# [EXERCISE GOAL]
Each line of the material holding the word "from" must be identified and copied.

# [AVAILABLE DATA]
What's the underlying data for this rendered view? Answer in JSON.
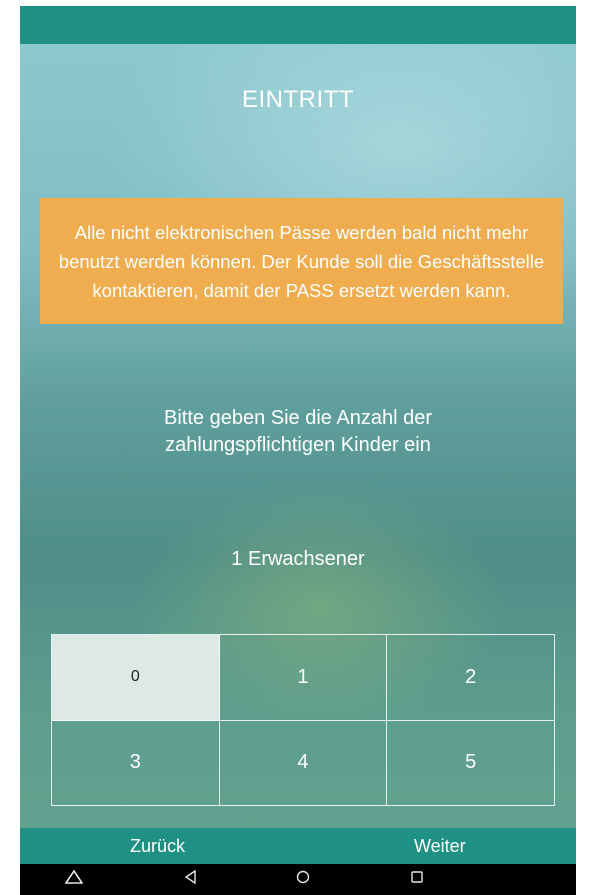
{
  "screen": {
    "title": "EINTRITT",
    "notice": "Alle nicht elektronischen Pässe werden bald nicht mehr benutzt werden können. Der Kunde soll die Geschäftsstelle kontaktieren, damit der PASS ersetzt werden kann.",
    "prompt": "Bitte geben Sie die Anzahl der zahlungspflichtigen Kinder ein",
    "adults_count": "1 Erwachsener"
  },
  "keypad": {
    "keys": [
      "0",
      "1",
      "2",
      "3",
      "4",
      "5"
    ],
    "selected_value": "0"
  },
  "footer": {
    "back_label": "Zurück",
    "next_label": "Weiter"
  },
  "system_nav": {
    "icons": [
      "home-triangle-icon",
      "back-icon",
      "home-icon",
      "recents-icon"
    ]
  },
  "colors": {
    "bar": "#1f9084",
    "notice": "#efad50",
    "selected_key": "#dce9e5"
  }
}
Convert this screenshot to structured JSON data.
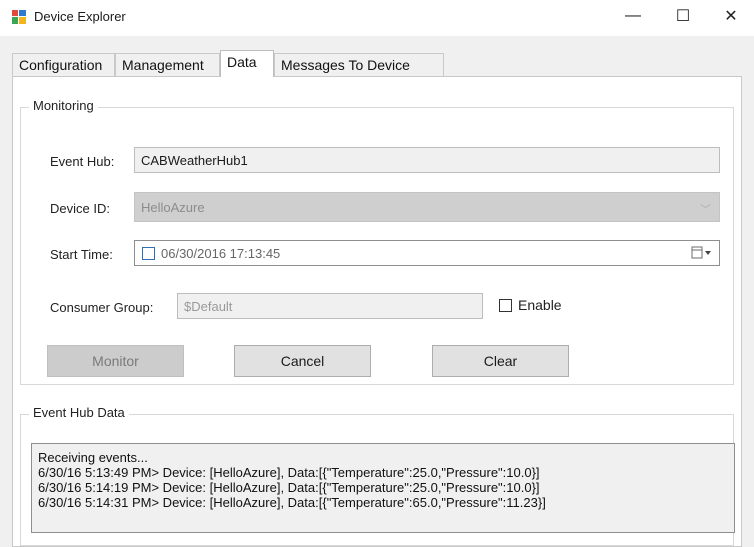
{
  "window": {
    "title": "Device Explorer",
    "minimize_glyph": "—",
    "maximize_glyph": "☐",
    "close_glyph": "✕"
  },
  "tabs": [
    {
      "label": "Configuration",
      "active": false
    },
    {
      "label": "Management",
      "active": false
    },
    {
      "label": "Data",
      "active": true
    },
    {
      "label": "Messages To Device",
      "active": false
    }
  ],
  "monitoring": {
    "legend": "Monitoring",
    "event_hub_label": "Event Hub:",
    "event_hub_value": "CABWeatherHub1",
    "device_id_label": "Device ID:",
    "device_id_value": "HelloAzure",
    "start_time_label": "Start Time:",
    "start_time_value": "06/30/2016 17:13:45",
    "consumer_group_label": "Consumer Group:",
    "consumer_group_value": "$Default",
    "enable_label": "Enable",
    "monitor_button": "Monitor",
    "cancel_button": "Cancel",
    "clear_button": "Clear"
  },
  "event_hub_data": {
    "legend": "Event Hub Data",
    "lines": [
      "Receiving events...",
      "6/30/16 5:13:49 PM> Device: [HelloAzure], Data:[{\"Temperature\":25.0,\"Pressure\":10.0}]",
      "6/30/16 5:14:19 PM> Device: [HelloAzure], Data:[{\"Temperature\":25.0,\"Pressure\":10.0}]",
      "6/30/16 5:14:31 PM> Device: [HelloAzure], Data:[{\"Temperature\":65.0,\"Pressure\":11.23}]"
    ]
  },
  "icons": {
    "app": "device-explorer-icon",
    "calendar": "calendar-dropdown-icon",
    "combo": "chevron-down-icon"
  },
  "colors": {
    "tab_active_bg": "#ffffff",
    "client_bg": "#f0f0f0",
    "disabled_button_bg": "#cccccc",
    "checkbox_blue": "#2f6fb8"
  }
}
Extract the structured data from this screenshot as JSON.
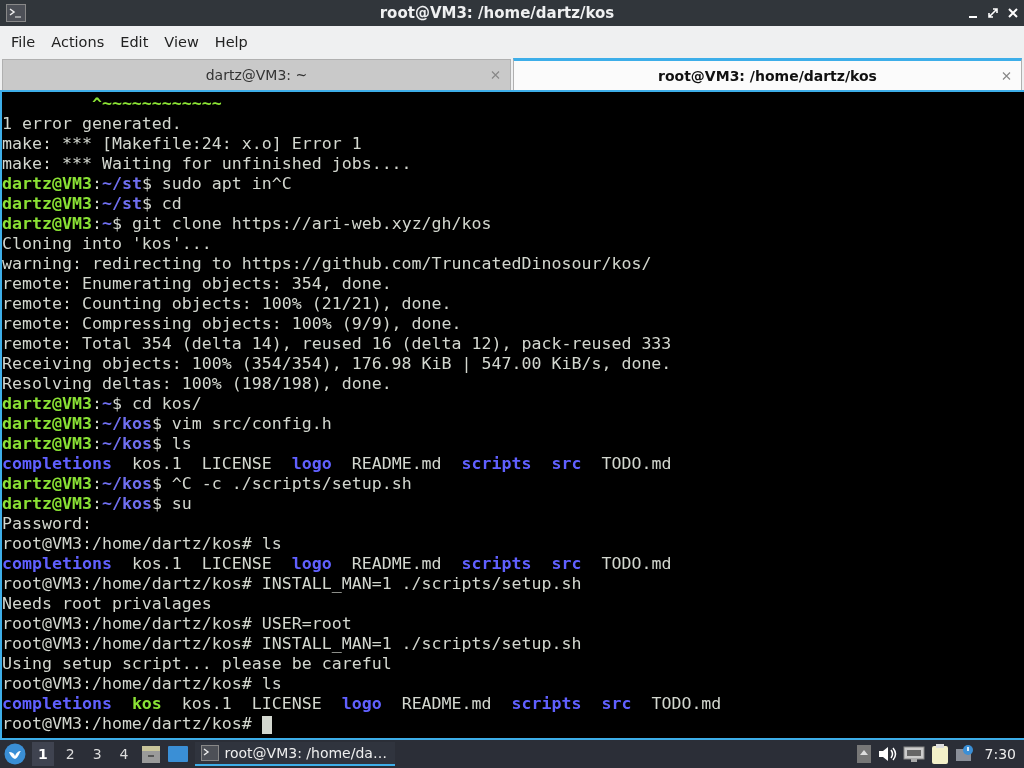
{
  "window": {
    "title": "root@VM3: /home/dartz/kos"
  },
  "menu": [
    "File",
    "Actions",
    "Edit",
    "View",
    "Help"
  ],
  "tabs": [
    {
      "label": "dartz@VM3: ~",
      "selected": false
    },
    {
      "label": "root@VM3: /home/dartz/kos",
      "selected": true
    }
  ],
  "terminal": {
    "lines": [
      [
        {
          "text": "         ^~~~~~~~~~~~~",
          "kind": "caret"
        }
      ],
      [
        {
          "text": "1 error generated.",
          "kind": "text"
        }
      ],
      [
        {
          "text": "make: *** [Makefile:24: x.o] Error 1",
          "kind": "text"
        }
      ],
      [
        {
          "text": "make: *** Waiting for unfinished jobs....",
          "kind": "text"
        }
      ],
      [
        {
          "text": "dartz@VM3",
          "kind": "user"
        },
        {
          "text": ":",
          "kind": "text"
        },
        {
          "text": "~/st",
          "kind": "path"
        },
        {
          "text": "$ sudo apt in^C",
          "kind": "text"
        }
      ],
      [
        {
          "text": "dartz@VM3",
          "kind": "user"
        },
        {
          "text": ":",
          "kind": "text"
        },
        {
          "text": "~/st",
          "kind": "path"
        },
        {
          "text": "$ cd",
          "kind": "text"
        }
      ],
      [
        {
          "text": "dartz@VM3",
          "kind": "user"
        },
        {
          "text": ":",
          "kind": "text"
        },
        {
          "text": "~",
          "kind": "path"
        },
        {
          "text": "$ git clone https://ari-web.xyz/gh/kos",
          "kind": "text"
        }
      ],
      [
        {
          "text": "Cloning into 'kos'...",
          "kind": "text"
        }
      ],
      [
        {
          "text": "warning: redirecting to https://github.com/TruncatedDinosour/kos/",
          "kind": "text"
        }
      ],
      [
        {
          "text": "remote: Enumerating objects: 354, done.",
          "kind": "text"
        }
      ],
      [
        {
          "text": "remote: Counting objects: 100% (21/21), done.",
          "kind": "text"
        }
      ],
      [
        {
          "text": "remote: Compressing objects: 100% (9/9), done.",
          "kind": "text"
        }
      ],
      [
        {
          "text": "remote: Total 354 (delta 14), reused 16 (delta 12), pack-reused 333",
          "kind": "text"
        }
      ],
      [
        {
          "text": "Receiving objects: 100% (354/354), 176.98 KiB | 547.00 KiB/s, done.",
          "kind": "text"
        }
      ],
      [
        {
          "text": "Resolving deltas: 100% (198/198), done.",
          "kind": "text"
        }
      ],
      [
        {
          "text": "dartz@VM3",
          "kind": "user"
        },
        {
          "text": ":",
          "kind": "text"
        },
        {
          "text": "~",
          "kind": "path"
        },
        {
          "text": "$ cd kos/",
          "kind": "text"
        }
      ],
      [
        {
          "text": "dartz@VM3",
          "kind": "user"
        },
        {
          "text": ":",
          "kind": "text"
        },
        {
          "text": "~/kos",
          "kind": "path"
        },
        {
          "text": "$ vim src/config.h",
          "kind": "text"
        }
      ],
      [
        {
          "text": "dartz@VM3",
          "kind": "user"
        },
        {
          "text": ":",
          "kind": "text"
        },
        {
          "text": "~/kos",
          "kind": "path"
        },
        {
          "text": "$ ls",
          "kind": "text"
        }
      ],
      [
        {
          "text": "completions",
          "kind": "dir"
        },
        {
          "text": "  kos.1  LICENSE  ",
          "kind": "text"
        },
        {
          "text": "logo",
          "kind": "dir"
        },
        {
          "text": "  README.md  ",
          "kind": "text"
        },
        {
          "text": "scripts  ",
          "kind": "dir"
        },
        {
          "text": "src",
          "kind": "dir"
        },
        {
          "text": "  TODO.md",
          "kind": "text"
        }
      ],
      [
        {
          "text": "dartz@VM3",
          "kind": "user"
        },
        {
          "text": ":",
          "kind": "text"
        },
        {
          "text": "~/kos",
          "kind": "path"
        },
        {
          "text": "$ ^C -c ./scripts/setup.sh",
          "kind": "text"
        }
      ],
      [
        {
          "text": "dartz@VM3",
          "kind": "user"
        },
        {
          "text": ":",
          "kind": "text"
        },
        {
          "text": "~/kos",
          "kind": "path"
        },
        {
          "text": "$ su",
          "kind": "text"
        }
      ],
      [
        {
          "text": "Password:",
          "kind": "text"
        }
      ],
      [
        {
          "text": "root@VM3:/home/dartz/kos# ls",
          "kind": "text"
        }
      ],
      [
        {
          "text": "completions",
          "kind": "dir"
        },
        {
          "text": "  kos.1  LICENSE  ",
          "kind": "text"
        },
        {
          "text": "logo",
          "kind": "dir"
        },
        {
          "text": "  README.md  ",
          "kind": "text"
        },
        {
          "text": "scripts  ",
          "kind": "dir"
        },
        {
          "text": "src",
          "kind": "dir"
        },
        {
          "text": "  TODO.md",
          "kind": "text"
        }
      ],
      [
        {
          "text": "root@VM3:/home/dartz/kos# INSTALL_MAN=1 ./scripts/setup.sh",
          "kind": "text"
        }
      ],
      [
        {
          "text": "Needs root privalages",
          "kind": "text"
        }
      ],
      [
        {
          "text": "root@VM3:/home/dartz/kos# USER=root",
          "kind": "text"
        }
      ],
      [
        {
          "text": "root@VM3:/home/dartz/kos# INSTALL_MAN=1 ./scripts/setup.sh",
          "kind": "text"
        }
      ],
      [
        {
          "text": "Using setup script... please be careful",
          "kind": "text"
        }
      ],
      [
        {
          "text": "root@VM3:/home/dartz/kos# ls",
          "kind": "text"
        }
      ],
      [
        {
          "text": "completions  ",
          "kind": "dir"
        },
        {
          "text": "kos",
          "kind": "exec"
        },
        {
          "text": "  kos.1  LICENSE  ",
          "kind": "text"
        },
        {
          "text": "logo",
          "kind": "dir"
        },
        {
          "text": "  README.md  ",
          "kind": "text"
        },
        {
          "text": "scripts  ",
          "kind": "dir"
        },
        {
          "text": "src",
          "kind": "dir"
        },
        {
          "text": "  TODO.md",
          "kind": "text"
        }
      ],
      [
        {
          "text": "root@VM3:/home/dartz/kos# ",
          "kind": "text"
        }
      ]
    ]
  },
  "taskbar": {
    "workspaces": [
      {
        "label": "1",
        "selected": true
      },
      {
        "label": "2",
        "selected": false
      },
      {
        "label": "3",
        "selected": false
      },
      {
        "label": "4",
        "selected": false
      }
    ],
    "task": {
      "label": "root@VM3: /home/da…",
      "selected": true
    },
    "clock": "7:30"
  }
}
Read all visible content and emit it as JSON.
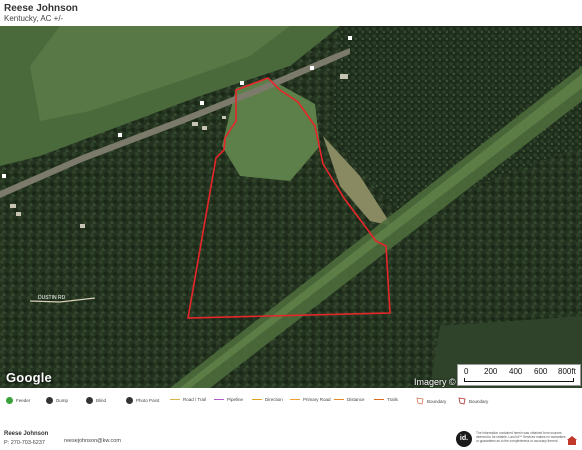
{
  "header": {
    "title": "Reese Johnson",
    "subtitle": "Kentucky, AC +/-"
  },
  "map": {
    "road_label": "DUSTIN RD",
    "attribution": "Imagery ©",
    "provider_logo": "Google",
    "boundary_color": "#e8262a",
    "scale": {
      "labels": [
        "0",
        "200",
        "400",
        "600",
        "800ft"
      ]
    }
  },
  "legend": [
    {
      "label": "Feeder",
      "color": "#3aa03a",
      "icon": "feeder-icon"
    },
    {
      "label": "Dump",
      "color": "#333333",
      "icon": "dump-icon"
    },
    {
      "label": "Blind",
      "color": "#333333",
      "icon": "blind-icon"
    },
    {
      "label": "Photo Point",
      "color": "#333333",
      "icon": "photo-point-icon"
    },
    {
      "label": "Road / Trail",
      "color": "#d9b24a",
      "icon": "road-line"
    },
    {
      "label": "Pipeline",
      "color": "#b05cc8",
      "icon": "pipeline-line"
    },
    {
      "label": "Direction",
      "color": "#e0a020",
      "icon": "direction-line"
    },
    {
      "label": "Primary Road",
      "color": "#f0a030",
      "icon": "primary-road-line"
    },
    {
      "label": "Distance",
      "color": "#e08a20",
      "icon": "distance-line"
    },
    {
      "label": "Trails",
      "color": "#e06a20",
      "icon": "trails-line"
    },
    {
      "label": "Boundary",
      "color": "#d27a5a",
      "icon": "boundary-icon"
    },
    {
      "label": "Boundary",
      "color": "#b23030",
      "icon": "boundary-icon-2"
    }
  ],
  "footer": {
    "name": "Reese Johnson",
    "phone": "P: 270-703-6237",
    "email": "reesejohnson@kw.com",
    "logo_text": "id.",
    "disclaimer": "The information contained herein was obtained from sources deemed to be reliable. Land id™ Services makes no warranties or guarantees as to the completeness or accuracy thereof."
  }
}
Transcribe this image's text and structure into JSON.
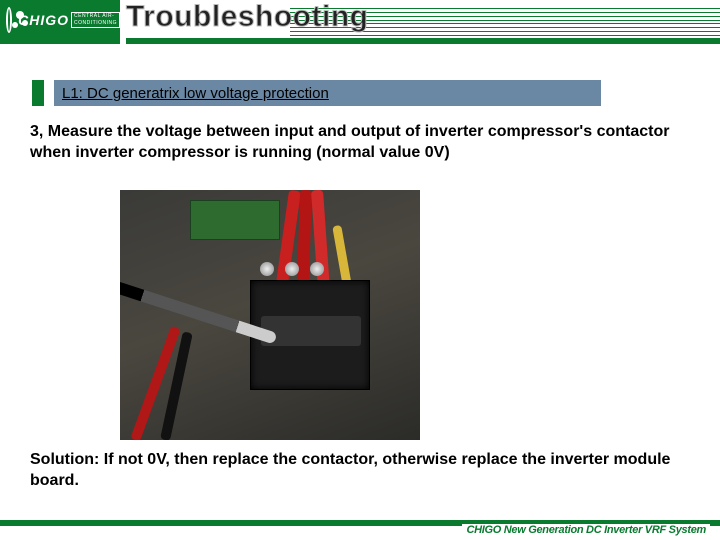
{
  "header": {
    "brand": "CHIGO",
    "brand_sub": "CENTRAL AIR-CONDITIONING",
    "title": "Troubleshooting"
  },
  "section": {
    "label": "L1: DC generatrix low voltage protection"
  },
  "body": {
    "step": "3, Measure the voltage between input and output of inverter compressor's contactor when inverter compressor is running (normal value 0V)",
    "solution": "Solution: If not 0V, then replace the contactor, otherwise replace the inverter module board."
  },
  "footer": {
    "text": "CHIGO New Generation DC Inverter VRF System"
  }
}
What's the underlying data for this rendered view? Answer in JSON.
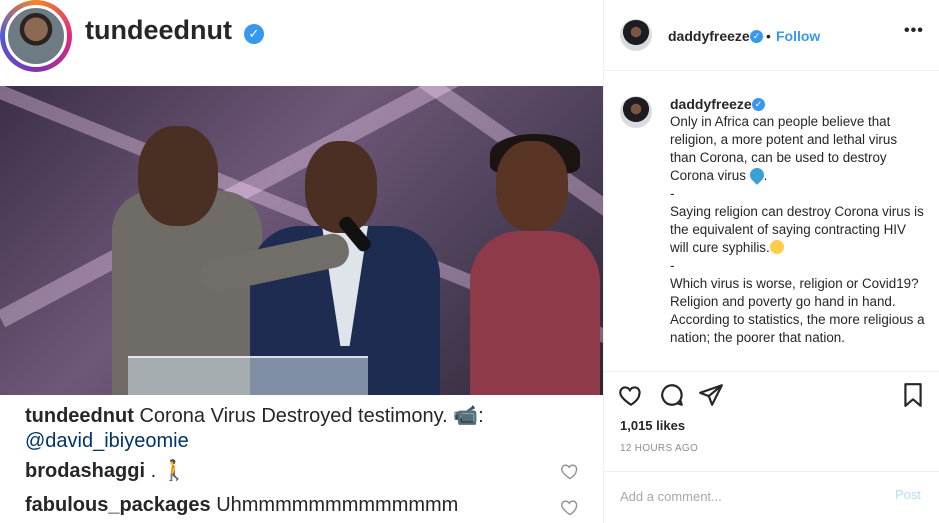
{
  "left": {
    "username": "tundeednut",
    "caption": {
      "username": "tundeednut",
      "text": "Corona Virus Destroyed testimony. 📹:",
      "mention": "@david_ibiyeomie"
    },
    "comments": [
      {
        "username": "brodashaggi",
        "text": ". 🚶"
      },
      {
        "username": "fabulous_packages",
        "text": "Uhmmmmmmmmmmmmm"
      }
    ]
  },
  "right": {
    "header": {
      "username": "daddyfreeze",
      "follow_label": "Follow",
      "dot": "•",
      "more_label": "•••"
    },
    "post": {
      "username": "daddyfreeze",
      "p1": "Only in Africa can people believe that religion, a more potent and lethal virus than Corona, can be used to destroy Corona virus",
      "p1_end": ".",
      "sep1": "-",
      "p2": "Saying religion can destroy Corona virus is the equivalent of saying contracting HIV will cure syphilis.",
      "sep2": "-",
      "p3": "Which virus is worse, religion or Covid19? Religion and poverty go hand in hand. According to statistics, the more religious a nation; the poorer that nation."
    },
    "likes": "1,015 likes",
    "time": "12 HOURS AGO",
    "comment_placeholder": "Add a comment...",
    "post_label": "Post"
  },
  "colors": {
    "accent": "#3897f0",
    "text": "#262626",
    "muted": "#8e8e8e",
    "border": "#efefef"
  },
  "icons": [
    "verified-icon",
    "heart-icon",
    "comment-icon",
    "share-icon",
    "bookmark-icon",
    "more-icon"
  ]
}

# [SOLUTION FOR THIS PROBLEM]
Extract the structured data from this screenshot as JSON.
    "disclaimer": "The information contained herein was obtained from sources deemed to be reliable. Land id™ Services makes no warranties or guarantees as to the completeness or accuracy thereof."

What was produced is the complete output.